The ESF software update mechanism uses the Configuration Manager (CM) as the basis to receive updates. However, it can also be called directly by another bundle to kick off an update. Software updates can be complex in how they are transferred to a unit, how they get deployed, and how they are validated. While ESF can’t do all of this since there are so many variables, the CM is a tool that can eliminate the need to write an update tool from scratch.
The CM is very pervasive throughout ESF. It also has many adapters for receiving Objects. Since a File is an Object, it made sense to use the CM for the update mechanism as well. The only difference is the ‘configuration’ is really a File that contains a software update.
Updates need to be carefully considered on a project by project basis. This document will not cover all of the considerations that need to be made there. We will simply cover what the com.esf.core.updater project does and how it works.

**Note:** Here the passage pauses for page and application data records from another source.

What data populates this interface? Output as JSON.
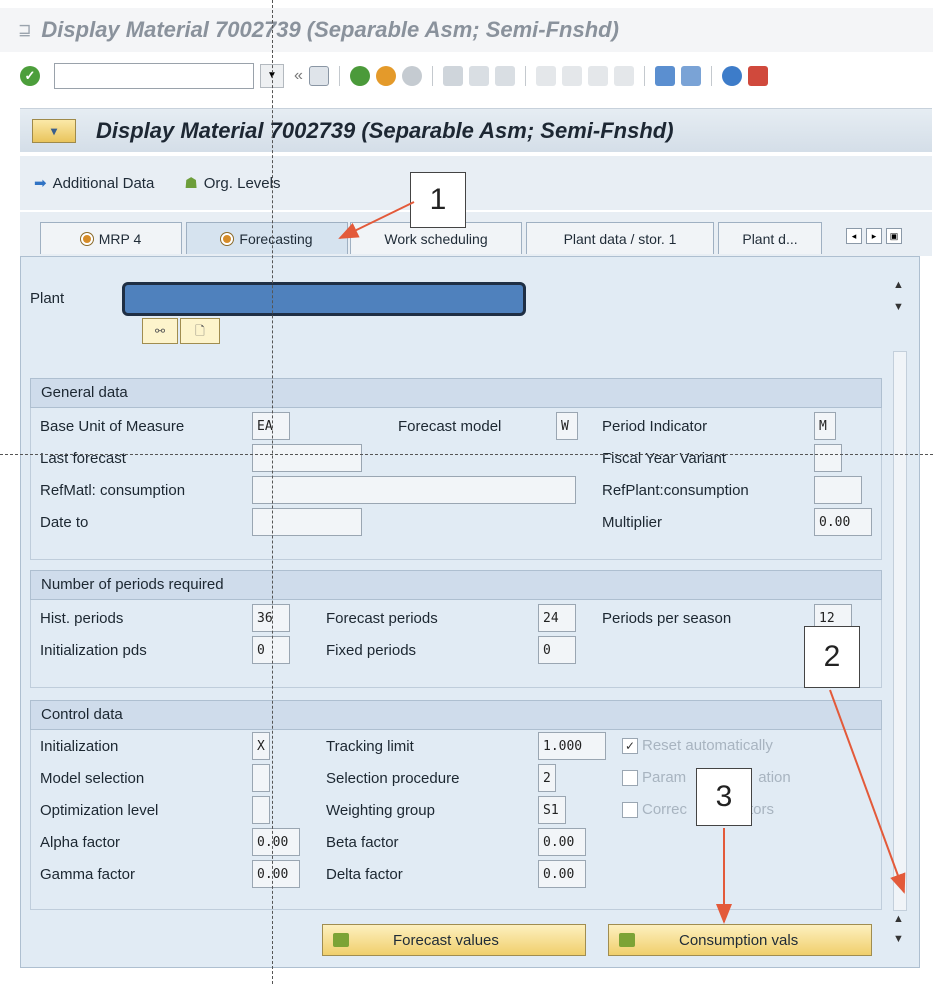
{
  "window_title": "Display Material 7002739 (Separable Asm; Semi-Fnshd)",
  "header_title": "Display Material 7002739 (Separable Asm; Semi-Fnshd)",
  "app_toolbar": {
    "additional_data": "Additional Data",
    "org_levels": "Org. Levels"
  },
  "tabs": [
    "MRP 4",
    "Forecasting",
    "Work scheduling",
    "Plant data / stor. 1",
    "Plant d..."
  ],
  "plant_label": "Plant",
  "general": {
    "title": "General data",
    "base_uom_label": "Base Unit of Measure",
    "base_uom": "EA",
    "forecast_model_label": "Forecast model",
    "forecast_model": "W",
    "period_indicator_label": "Period Indicator",
    "period_indicator": "M",
    "last_forecast_label": "Last forecast",
    "fiscal_year_label": "Fiscal Year Variant",
    "refmatl_label": "RefMatl: consumption",
    "refplant_label": "RefPlant:consumption",
    "date_to_label": "Date to",
    "multiplier_label": "Multiplier",
    "multiplier": "0.00"
  },
  "periods": {
    "title": "Number of periods required",
    "hist_label": "Hist. periods",
    "hist": "36",
    "forecast_label": "Forecast periods",
    "forecast": "24",
    "season_label": "Periods per season",
    "season": "12",
    "init_label": "Initialization pds",
    "init": "0",
    "fixed_label": "Fixed periods",
    "fixed": "0"
  },
  "control": {
    "title": "Control data",
    "init_label": "Initialization",
    "init": "X",
    "tracking_label": "Tracking limit",
    "tracking": "1.000",
    "reset_label": "Reset automatically",
    "model_sel_label": "Model selection",
    "sel_proc_label": "Selection procedure",
    "sel_proc": "2",
    "param_label": "Param",
    "param_label2": "ation",
    "opt_label": "Optimization level",
    "weight_label": "Weighting group",
    "weight": "S1",
    "corr_label": "Correc",
    "corr_label2": "tors",
    "alpha_label": "Alpha factor",
    "alpha": "0.00",
    "beta_label": "Beta factor",
    "beta": "0.00",
    "gamma_label": "Gamma factor",
    "gamma": "0.00",
    "delta_label": "Delta factor",
    "delta": "0.00"
  },
  "buttons": {
    "forecast_values": "Forecast values",
    "consumption_vals": "Consumption vals"
  },
  "callouts": [
    "1",
    "2",
    "3"
  ],
  "colors": {
    "accent": "#e35a3a",
    "panel": "#e1ebf4",
    "button": "#f0cf6c"
  }
}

The com.esf.core.updater.EsfUpdater implements the com.esf.core.configuration.service.IConfigurableComponentService. In doing so, it can receive updates from the Cloud, the CM HTTP Servlet, the local filesystem, or any other yet to be conceived CM configuration provider. This capability gives the Updater a lot of flexibility without having to write any code with regard to how this is done.

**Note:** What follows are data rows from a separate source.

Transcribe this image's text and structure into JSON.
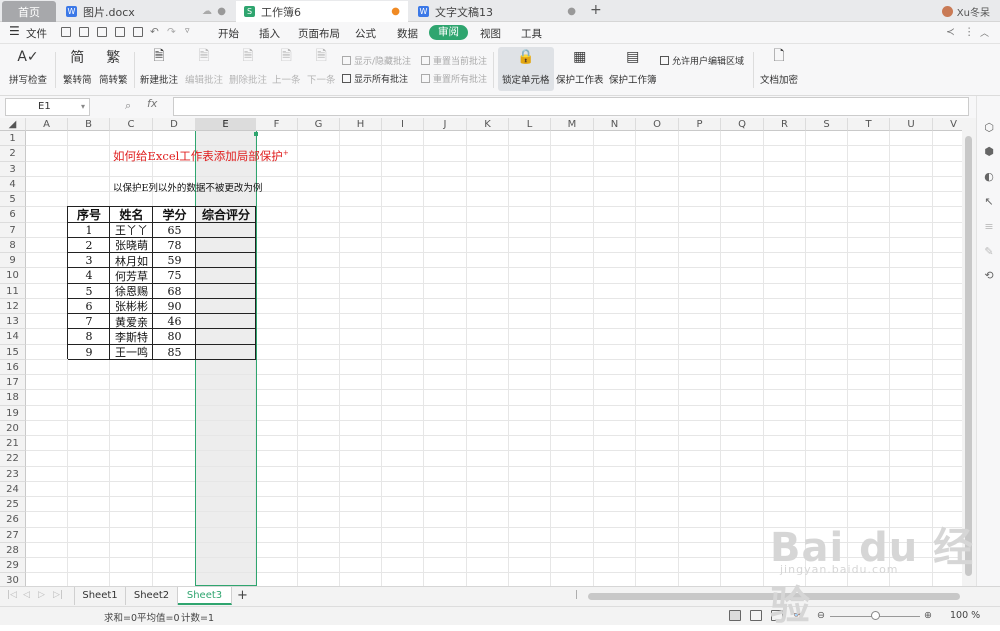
{
  "tabs": [
    {
      "label": "首页",
      "kind": "home"
    },
    {
      "label": "图片.docx",
      "kind": "doc",
      "icon": "W",
      "color": "#3b78e7"
    },
    {
      "label": "工作簿6",
      "kind": "sheet",
      "icon": "S",
      "color": "#2fa56f"
    },
    {
      "label": "文字文稿13",
      "kind": "doc",
      "icon": "W",
      "color": "#3b78e7"
    }
  ],
  "user": "Xu冬呆",
  "menu": {
    "file": "文件",
    "items": [
      "开始",
      "插入",
      "页面布局",
      "公式",
      "数据",
      "审阅",
      "视图",
      "工具"
    ],
    "active": "审阅"
  },
  "ribbon": {
    "spell": "拼写检查",
    "trad": "繁转简",
    "simp": "简转繁",
    "newc": "新建批注",
    "editc": "编辑批注",
    "delc": "删除批注",
    "prev": "上一条",
    "next": "下一条",
    "showhide": "显示/隐藏批注",
    "showall": "显示所有批注",
    "resetcur": "重置当前批注",
    "resetall": "重置所有批注",
    "lock": "锁定单元格",
    "protsheet": "保护工作表",
    "protbook": "保护工作簿",
    "allowedit": "允许用户编辑区域",
    "encrypt": "文档加密"
  },
  "namebox": "E1",
  "fx": "fx",
  "columns": [
    "A",
    "B",
    "C",
    "D",
    "E",
    "F",
    "G",
    "H",
    "I",
    "J",
    "K",
    "L",
    "M",
    "N",
    "O",
    "P",
    "Q",
    "R",
    "S",
    "T",
    "U",
    "V"
  ],
  "rows": [
    "1",
    "2",
    "3",
    "4",
    "5",
    "6",
    "7",
    "8",
    "9",
    "10",
    "11",
    "12",
    "13",
    "14",
    "15",
    "16",
    "17",
    "18",
    "19",
    "20",
    "21",
    "22",
    "23",
    "24",
    "25",
    "26",
    "27",
    "28",
    "29",
    "30"
  ],
  "sheet": {
    "title": "如何给Excel工作表添加局部保护",
    "title_sup": "+",
    "note": "以保护E列以外的数据不被更改为例",
    "headers": [
      "序号",
      "姓名",
      "学分",
      "综合评分"
    ],
    "data": [
      [
        "1",
        "王丫丫",
        "65"
      ],
      [
        "2",
        "张晓萌",
        "78"
      ],
      [
        "3",
        "林月如",
        "59"
      ],
      [
        "4",
        "何芳草",
        "75"
      ],
      [
        "5",
        "徐恩赐",
        "68"
      ],
      [
        "6",
        "张彬彬",
        "90"
      ],
      [
        "7",
        "黄爱亲",
        "46"
      ],
      [
        "8",
        "李斯特",
        "80"
      ],
      [
        "9",
        "王一鸣",
        "85"
      ]
    ]
  },
  "sheets": [
    "Sheet1",
    "Sheet2",
    "Sheet3"
  ],
  "active_sheet": "Sheet3",
  "status": {
    "sum": "求和=0",
    "avg": "平均值=0",
    "count": "计数=1",
    "zoom": "100 %"
  },
  "watermark": {
    "main": "Bai du 经验",
    "sub": "jingyan.baidu.com"
  },
  "accent": "#2fa56f"
}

An update must be well formatted. While the receiveConfig method receives a File Object, it must be a very specific File Object. It must be a .zip file that contains one or more ‘star’ files and a ‘project_releases.txt’. A star file is a ‘self-extracting tar file’. It is essentially a script with binary data that when executed knows how to extract the contents of the file. However, it also gives flexibility in that a pre and post script can be built into a single file.
The star file updates should be named
where “company” and “product” come from the /opt/jvm/esf/configuration/.esf/com.esf.core.system.manager/esf.props file.
The following is an example.
The version number is then pulled out and compared with the current <product_version> tag held in the /etc/esf/release.xml file. The version should always be in the form MAJOR.MINOR.SUBMINOR.
If the version is newer, the update can be copied to the local filesystem and then executed. At this point, the star file is in full control of the system. If it needs to, it can kill the VM, reboot the box, or do whatever it likes. A lot of care must be taken in not deploying updates that can damage the box.
The “versions” file contains some metadata about the update.
The versions file should be named
The following is an example file (helios-denali_releases.txt).
1.0.1 867b9069ff0188d629c827165bbcc0b6 2511 eurotech_helios-denali_update-1.0.1.star
1.1.0 ab35012fcd058123950fcd23abaa1345 3503 eurotech_helios-denali_update-1.1.0.star
The project_releases.txt file contains the version number, the md5sum, the filesize, and the filename of each update. The reason for this construct is that updates can be incremental, and it gives the updater a baseline to validate the star files against before applying them. It is important to note that this does not force incremental updates. The .star files can contain cumulative updates that include all of the previous updates in a single star file. However, this is not recommended, in that rolling back becomes more complicated and the updates can grow very large in size over time.
As noted previously, this document doesn’t cover how to put the updates together. Contact Eurotech for tools to help with the details of constructing .star files.
However, the following are a few recommendations about creating updates:
· Keep updates small and incremental.
· Use the package manager whenever possible (rpm for WRL).
· Test – Test – Test! before deploying to all units or to any remote units.
· Make sure a rollback is possible if necessary.
· Update metadata (i.e. updating /etc/esf/release.xml and the System Manager’s esf.props file) when needed.